Naturally, he concluded when catching his breath at the front door, a degree of sluggishness on his part wasn't unexpected; he had ventured halfway around the world and back, forgoing his usual morning meal of royal jelly spread upon fried bread–the royal jelly, rich in vitamins of the B-complex and containing substantial amounts of sugars, proteins, and certain organic acids, was essential to maintaining his well-being and stamina; without its nourishment, he felt positive, his body had suffered somewhat, as had his retention.

But once outside, his mind was invigorated by the land awash in late-afternoon light. The flora posed no quandary, nor did the shadows hint at the voids where fragments of his memory should reside. Everything there was as it had been for decades–and so, too, was he: strolling effortlessly down the garden pathway, past the wild daffodils and the herb beds, past the deep purple buddleias and the giant thistles curling upward, inhaling all the while; a light breeze rustled the surrounding pines, and he savored the crunching sounds produced on the gravel from his shoes and canes. If he glanced back over his shoulder just now, he knew the farmhouse would be obscured behind four large pines–the front doorway and casements bedecked with climbing roses, the molded hoods above the windows, the exposed brick mullions of the outer walls; most of it barely visible among that dense crisscrossing of branches and pine needles. Ahead, where the path ended, stretched an undivided pasture enriched with a profusion of azaleas, laurel, and rhododendrons, beyond which loomed a cluster of freestanding oaks. And beneath the oaks–arranged on a straight-row plan, two hives to a group–existed his apiary.

Excerpted from A Slight Trick of the Mind by Mitch Cullin Copyright © 2005 by Mitch Cullin. Excerpted by permission of Nan A. Talese, a division of Random House, Inc. All rights reserved. No part of this excerpt may be reproduced or reprinted without permission in writing from the publisher.

Membership Advantages
  • Reviews
  • "Beyond the Book" backstories
  • Free books to read and review (US only)
  • Find books by time period, setting & theme
  • Read-alike suggestions by book and author
  • Book club discussions
  • and much more!
  • Just $10 for 3 months or $35 for a year
  • More about membership!

Support BookBrowse

Become a Member and discover books that entertain, engage & enlighten!

Join Today!

Book Discussion
Book Jacket
Victoria
by Daisy Goodwin

"A hit…The research is impeccable, the attention to detail, perfect." - The Sunday Mirror (UK)

About the book
Join the discussion!

First Impressions

  • Book Jacket

    The Second Mrs. Hockaday
    by Susan Rivers

    A love story, a story of racial divide, and a story of the South as it fell in the war.

    Read Member Reviews

Win this book!
Win No Man's Land

No Man's Land
by Simon Tolkien

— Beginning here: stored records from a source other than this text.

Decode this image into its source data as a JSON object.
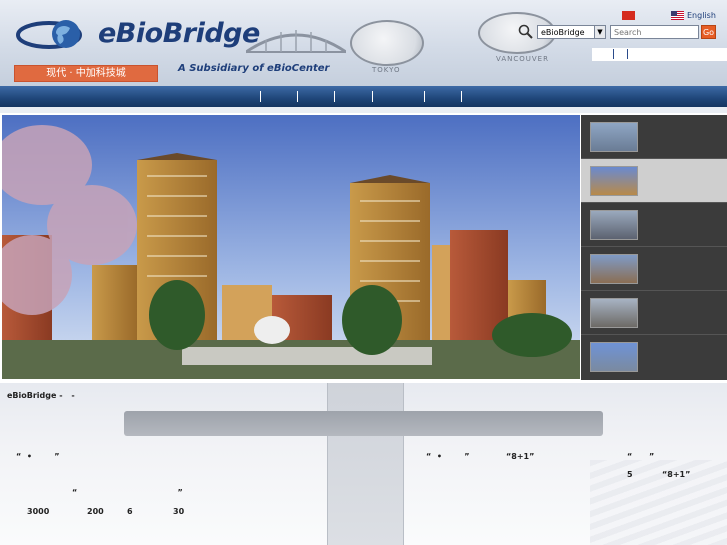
{
  "header": {
    "brand": "eBioBridge",
    "slogan": "现代 · 中加科技城",
    "subsidiary": "A Subsidiary of eBioCenter",
    "clock_labels": [
      "TOKYO",
      "VANCOUVER"
    ],
    "lang_english": "English"
  },
  "search": {
    "select_value": "eBioBridge",
    "placeholder": "Search",
    "go_label": "Go"
  },
  "nav": {
    "separators": 6
  },
  "gallery": {
    "thumbnails": [
      "thumbnail-1",
      "thumbnail-2",
      "thumbnail-3",
      "thumbnail-4",
      "thumbnail-5",
      "thumbnail-6"
    ],
    "active_index": 1
  },
  "content": {
    "site_name": "eBioBridge -",
    "dash": "-",
    "left_text": [
      {
        "id": "q1",
        "text": "“  •        ”"
      },
      {
        "id": "q2",
        "text": "“                                    ”"
      },
      {
        "id": "n1",
        "text": "3000"
      },
      {
        "id": "n2",
        "text": "200"
      },
      {
        "id": "n3",
        "text": "6"
      },
      {
        "id": "n4",
        "text": "30"
      }
    ],
    "right_text": [
      {
        "id": "r1",
        "text": "“  •        ”"
      },
      {
        "id": "r2",
        "text": "“8+1”"
      },
      {
        "id": "r3",
        "text": "“      ”"
      },
      {
        "id": "r4",
        "text": "5"
      },
      {
        "id": "r5",
        "text": "“8+1”"
      }
    ]
  },
  "colors": {
    "nav_blue": "#1f4679",
    "brand_blue": "#1e3e7a",
    "go_orange": "#e65d25",
    "slogan_orange": "#e06a40",
    "thumb_panel": "#3b3b3b"
  }
}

Inspired by the experiences of his grandfather, J. R. R. Tolkien, during World War I.

Enter

Editor's Choice

  • Book Jacket: Ruler of the Night
    Ruler of the Night
    by David Morrell
    Amateur sleuth Thomas De Quincey is back in a mystery set in Victorian England. This time, he and ...
  • Book Jacket: A List of Cages
    A List of Cages
    by Robin Roe
    Robin Roe has written one helluva young adult debut novel. Alternating first person narratives by a ...
  • Book Jacket: Homesick for Another World
    Homesick for Another World
    by Ottessa Moshfegh
    The frizzy, freaky, funky, and frazzled all pile on in this much anticipated short story collection ...

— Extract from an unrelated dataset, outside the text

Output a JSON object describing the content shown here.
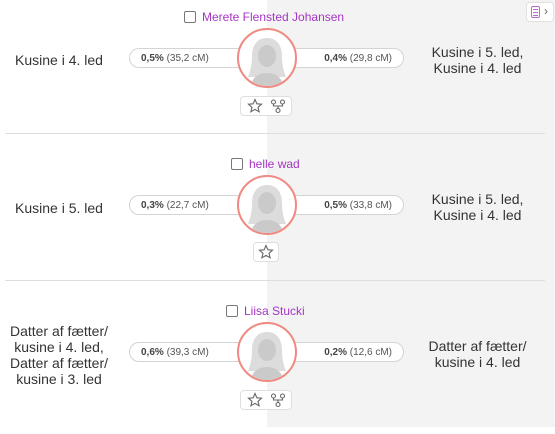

Word Play

Solve this clue:

H W S W T Devil S H A L S

and be entered to win..

Books that     
entertain,
     engage

 & enlighten

Visitors can view some of BookBrowse for free. Full access is for members only.

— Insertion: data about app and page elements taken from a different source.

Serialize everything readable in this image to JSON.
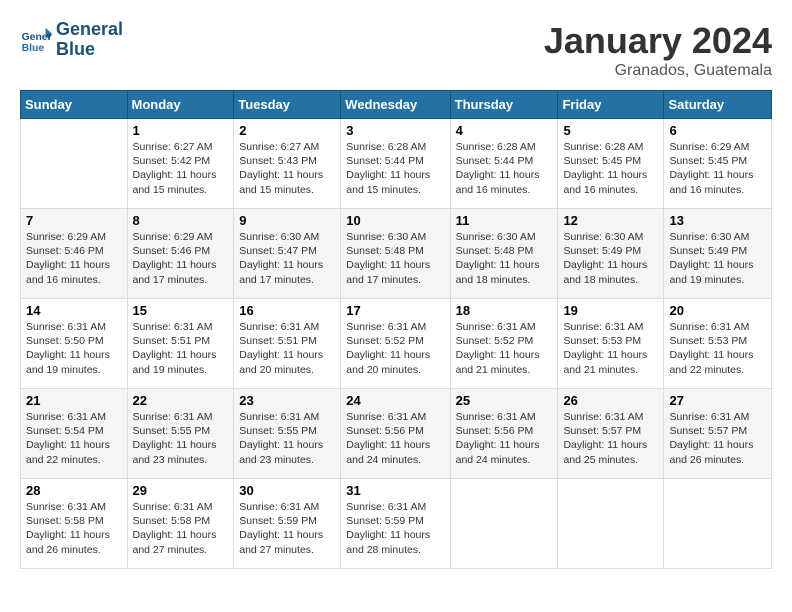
{
  "logo": {
    "line1": "General",
    "line2": "Blue"
  },
  "title": "January 2024",
  "subtitle": "Granados, Guatemala",
  "headers": [
    "Sunday",
    "Monday",
    "Tuesday",
    "Wednesday",
    "Thursday",
    "Friday",
    "Saturday"
  ],
  "weeks": [
    [
      {
        "day": "",
        "info": ""
      },
      {
        "day": "1",
        "info": "Sunrise: 6:27 AM\nSunset: 5:42 PM\nDaylight: 11 hours and 15 minutes."
      },
      {
        "day": "2",
        "info": "Sunrise: 6:27 AM\nSunset: 5:43 PM\nDaylight: 11 hours and 15 minutes."
      },
      {
        "day": "3",
        "info": "Sunrise: 6:28 AM\nSunset: 5:44 PM\nDaylight: 11 hours and 15 minutes."
      },
      {
        "day": "4",
        "info": "Sunrise: 6:28 AM\nSunset: 5:44 PM\nDaylight: 11 hours and 16 minutes."
      },
      {
        "day": "5",
        "info": "Sunrise: 6:28 AM\nSunset: 5:45 PM\nDaylight: 11 hours and 16 minutes."
      },
      {
        "day": "6",
        "info": "Sunrise: 6:29 AM\nSunset: 5:45 PM\nDaylight: 11 hours and 16 minutes."
      }
    ],
    [
      {
        "day": "7",
        "info": "Sunrise: 6:29 AM\nSunset: 5:46 PM\nDaylight: 11 hours and 16 minutes."
      },
      {
        "day": "8",
        "info": "Sunrise: 6:29 AM\nSunset: 5:46 PM\nDaylight: 11 hours and 17 minutes."
      },
      {
        "day": "9",
        "info": "Sunrise: 6:30 AM\nSunset: 5:47 PM\nDaylight: 11 hours and 17 minutes."
      },
      {
        "day": "10",
        "info": "Sunrise: 6:30 AM\nSunset: 5:48 PM\nDaylight: 11 hours and 17 minutes."
      },
      {
        "day": "11",
        "info": "Sunrise: 6:30 AM\nSunset: 5:48 PM\nDaylight: 11 hours and 18 minutes."
      },
      {
        "day": "12",
        "info": "Sunrise: 6:30 AM\nSunset: 5:49 PM\nDaylight: 11 hours and 18 minutes."
      },
      {
        "day": "13",
        "info": "Sunrise: 6:30 AM\nSunset: 5:49 PM\nDaylight: 11 hours and 19 minutes."
      }
    ],
    [
      {
        "day": "14",
        "info": "Sunrise: 6:31 AM\nSunset: 5:50 PM\nDaylight: 11 hours and 19 minutes."
      },
      {
        "day": "15",
        "info": "Sunrise: 6:31 AM\nSunset: 5:51 PM\nDaylight: 11 hours and 19 minutes."
      },
      {
        "day": "16",
        "info": "Sunrise: 6:31 AM\nSunset: 5:51 PM\nDaylight: 11 hours and 20 minutes."
      },
      {
        "day": "17",
        "info": "Sunrise: 6:31 AM\nSunset: 5:52 PM\nDaylight: 11 hours and 20 minutes."
      },
      {
        "day": "18",
        "info": "Sunrise: 6:31 AM\nSunset: 5:52 PM\nDaylight: 11 hours and 21 minutes."
      },
      {
        "day": "19",
        "info": "Sunrise: 6:31 AM\nSunset: 5:53 PM\nDaylight: 11 hours and 21 minutes."
      },
      {
        "day": "20",
        "info": "Sunrise: 6:31 AM\nSunset: 5:53 PM\nDaylight: 11 hours and 22 minutes."
      }
    ],
    [
      {
        "day": "21",
        "info": "Sunrise: 6:31 AM\nSunset: 5:54 PM\nDaylight: 11 hours and 22 minutes."
      },
      {
        "day": "22",
        "info": "Sunrise: 6:31 AM\nSunset: 5:55 PM\nDaylight: 11 hours and 23 minutes."
      },
      {
        "day": "23",
        "info": "Sunrise: 6:31 AM\nSunset: 5:55 PM\nDaylight: 11 hours and 23 minutes."
      },
      {
        "day": "24",
        "info": "Sunrise: 6:31 AM\nSunset: 5:56 PM\nDaylight: 11 hours and 24 minutes."
      },
      {
        "day": "25",
        "info": "Sunrise: 6:31 AM\nSunset: 5:56 PM\nDaylight: 11 hours and 24 minutes."
      },
      {
        "day": "26",
        "info": "Sunrise: 6:31 AM\nSunset: 5:57 PM\nDaylight: 11 hours and 25 minutes."
      },
      {
        "day": "27",
        "info": "Sunrise: 6:31 AM\nSunset: 5:57 PM\nDaylight: 11 hours and 26 minutes."
      }
    ],
    [
      {
        "day": "28",
        "info": "Sunrise: 6:31 AM\nSunset: 5:58 PM\nDaylight: 11 hours and 26 minutes."
      },
      {
        "day": "29",
        "info": "Sunrise: 6:31 AM\nSunset: 5:58 PM\nDaylight: 11 hours and 27 minutes."
      },
      {
        "day": "30",
        "info": "Sunrise: 6:31 AM\nSunset: 5:59 PM\nDaylight: 11 hours and 27 minutes."
      },
      {
        "day": "31",
        "info": "Sunrise: 6:31 AM\nSunset: 5:59 PM\nDaylight: 11 hours and 28 minutes."
      },
      {
        "day": "",
        "info": ""
      },
      {
        "day": "",
        "info": ""
      },
      {
        "day": "",
        "info": ""
      }
    ]
  ]
}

Join Today!

Your guide toexceptional          books

BookBrowse seeks out and recommends books that we believe to be best in class. Books that will whisk you to faraway places and times, that will expand your mind and challenge you -- the kinds of books you just can't wait to tell your friends about.